ASSIGNED TASK
Copy every line of the data that includes the string "Gitternetzlinienbreite".

Data records for software interfaces
____________________
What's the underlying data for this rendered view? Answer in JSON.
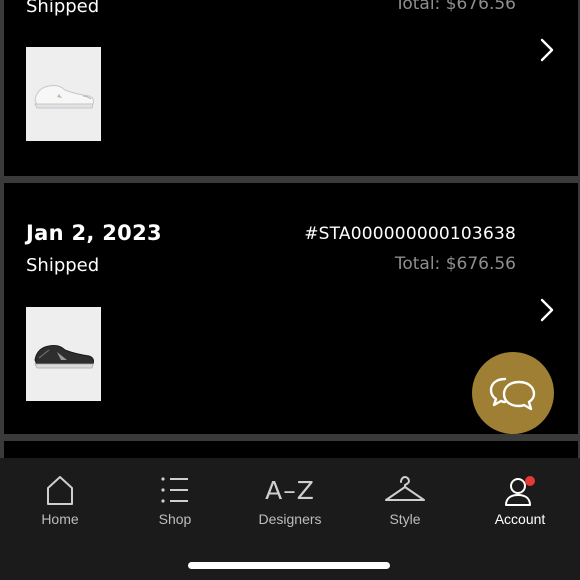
{
  "orders": [
    {
      "status": "Shipped",
      "total": "Total: $676.56",
      "product_image": "white-sneaker"
    },
    {
      "date": "Jan 2, 2023",
      "order_number": "#STA000000000103638",
      "status": "Shipped",
      "total": "Total: $676.56",
      "product_image": "black-sneaker"
    }
  ],
  "chat": {
    "icon": "chat-bubbles-icon",
    "color": "#9e7f33"
  },
  "tabbar": {
    "tabs": [
      {
        "label": "Home",
        "icon": "home-icon"
      },
      {
        "label": "Shop",
        "icon": "list-icon"
      },
      {
        "label": "Designers",
        "icon_text": "A–Z"
      },
      {
        "label": "Style",
        "icon": "hanger-icon"
      },
      {
        "label": "Account",
        "icon": "account-icon",
        "active": true,
        "badge_color": "#e53935"
      }
    ]
  }
}
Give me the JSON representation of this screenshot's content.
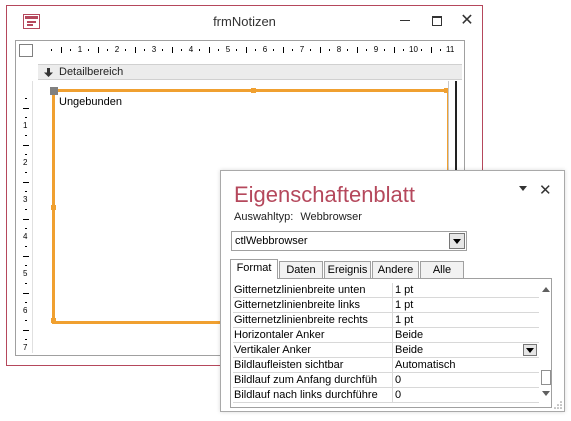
{
  "form_window": {
    "title": "frmNotizen",
    "buttons": {
      "minimize": "minimize-icon",
      "maximize": "maximize-icon",
      "close": "✕"
    },
    "ruler_numbers": [
      "1",
      "2",
      "3",
      "4",
      "5",
      "6",
      "7",
      "8",
      "9",
      "10",
      "11"
    ],
    "vruler_numbers": [
      "1",
      "2",
      "3",
      "4",
      "5",
      "6",
      "7"
    ],
    "section_label": "Detailbereich",
    "control_label": "Ungebunden",
    "accent_color": "#f0a030",
    "brand_color": "#b5485c"
  },
  "property_sheet": {
    "title": "Eigenschaftenblatt",
    "close_label": "✕",
    "selection_type_label": "Auswahltyp:",
    "selection_type_value": "Webbrowser",
    "combo_value": "ctlWebbrowser",
    "tabs": [
      "Format",
      "Daten",
      "Ereignis",
      "Andere",
      "Alle"
    ],
    "active_tab": "Format",
    "rows": [
      {
        "name": "Gitternetzlinienbreite unten",
        "value": "1 pt"
      },
      {
        "name": "Gitternetzlinienbreite links",
        "value": "1 pt"
      },
      {
        "name": "Gitternetzlinienbreite rechts",
        "value": "1 pt"
      },
      {
        "name": "Horizontaler Anker",
        "value": "Beide"
      },
      {
        "name": "Vertikaler Anker",
        "value": "Beide"
      },
      {
        "name": "Bildlaufleisten sichtbar",
        "value": "Automatisch"
      },
      {
        "name": "Bildlauf zum Anfang durchfüh",
        "value": "0"
      },
      {
        "name": "Bildlauf nach links durchführe",
        "value": "0"
      }
    ]
  }
}
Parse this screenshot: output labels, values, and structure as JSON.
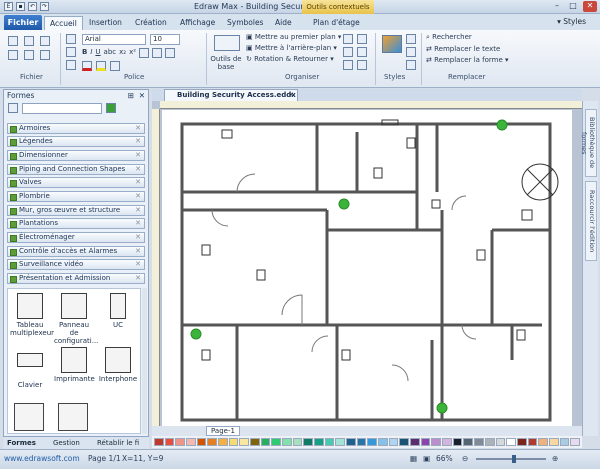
{
  "titlebar": {
    "title": "Edraw Max - Building Security Access.eddx",
    "contextual": "Outils contextuels",
    "minimize": "–",
    "maximize": "□",
    "close": "✕"
  },
  "tabs": {
    "file": "Fichier",
    "items": [
      "Accueil",
      "Insertion",
      "Création",
      "Affichage",
      "Symboles",
      "Aide",
      "Plan d'étage"
    ],
    "styles": "Styles"
  },
  "ribbon": {
    "fichier_label": "Fichier",
    "police_label": "Police",
    "font_name": "Arial",
    "font_size": "10",
    "basic_tools": "Outils de base",
    "organiser_label": "Organiser",
    "bring_front": "Mettre au premier plan",
    "send_back": "Mettre à l'arrière-plan",
    "rotate": "Rotation & Retourner",
    "styles_label": "Styles",
    "search": "Rechercher",
    "replace_text": "Remplacer le texte",
    "replace_shape": "Remplacer la forme",
    "replace_label": "Remplacer"
  },
  "shapes_panel": {
    "title": "Formes",
    "pin": "⊞",
    "close": "✕",
    "libraries": [
      "Armoires",
      "Légendes",
      "Dimensionner",
      "Piping and Connection Shapes",
      "Valves",
      "Plombrie",
      "Mur, gros œuvre et structure",
      "Plantations",
      "Électroménager",
      "Contrôle d'accès et Alarmes",
      "Surveillance vidéo",
      "Présentation et Admission"
    ],
    "shapes": [
      {
        "label": "Tableau multiplexeur"
      },
      {
        "label": "Panneau de configurati..."
      },
      {
        "label": "UC"
      },
      {
        "label": "Clavier"
      },
      {
        "label": "Imprimante"
      },
      {
        "label": "Interphone"
      }
    ],
    "bottom_tabs": [
      "Formes",
      "Gestion",
      "Rétablir le fi"
    ]
  },
  "document": {
    "tab_title": "Building Security Access.eddx",
    "page_tab": "Page-1"
  },
  "side_tabs": [
    "Bibliothèque de formes",
    "Raccourcir l'édition"
  ],
  "palette": [
    "#c0392b",
    "#e74c3c",
    "#f1948a",
    "#f5b7b1",
    "#d35400",
    "#e67e22",
    "#f5b041",
    "#f7dc6f",
    "#f9e79f",
    "#7d6608",
    "#27ae60",
    "#2ecc71",
    "#82e0aa",
    "#a9dfbf",
    "#117a65",
    "#16a085",
    "#48c9b0",
    "#a3e4d7",
    "#1f618d",
    "#2874a6",
    "#3498db",
    "#85c1e9",
    "#aed6f1",
    "#1a5276",
    "#5b2c6f",
    "#8e44ad",
    "#bb8fce",
    "#d2b4de",
    "#17202a",
    "#566573",
    "#808b96",
    "#abb2b9",
    "#d5d8dc",
    "#ffffff",
    "#7b241c",
    "#b03a2e",
    "#f0b27a",
    "#fad7a0",
    "#a9cce3",
    "#e8daef"
  ],
  "status": {
    "website": "www.edrawsoft.com",
    "page": "Page 1/1",
    "coords": "X=11, Y=9",
    "zoom": "66%"
  }
}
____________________
FINISHED EXERCISE
        "name": "Gitternetzlinienbreite unten",
        "name": "Gitternetzlinienbreite links",
        "name": "Gitternetzlinienbreite rechts",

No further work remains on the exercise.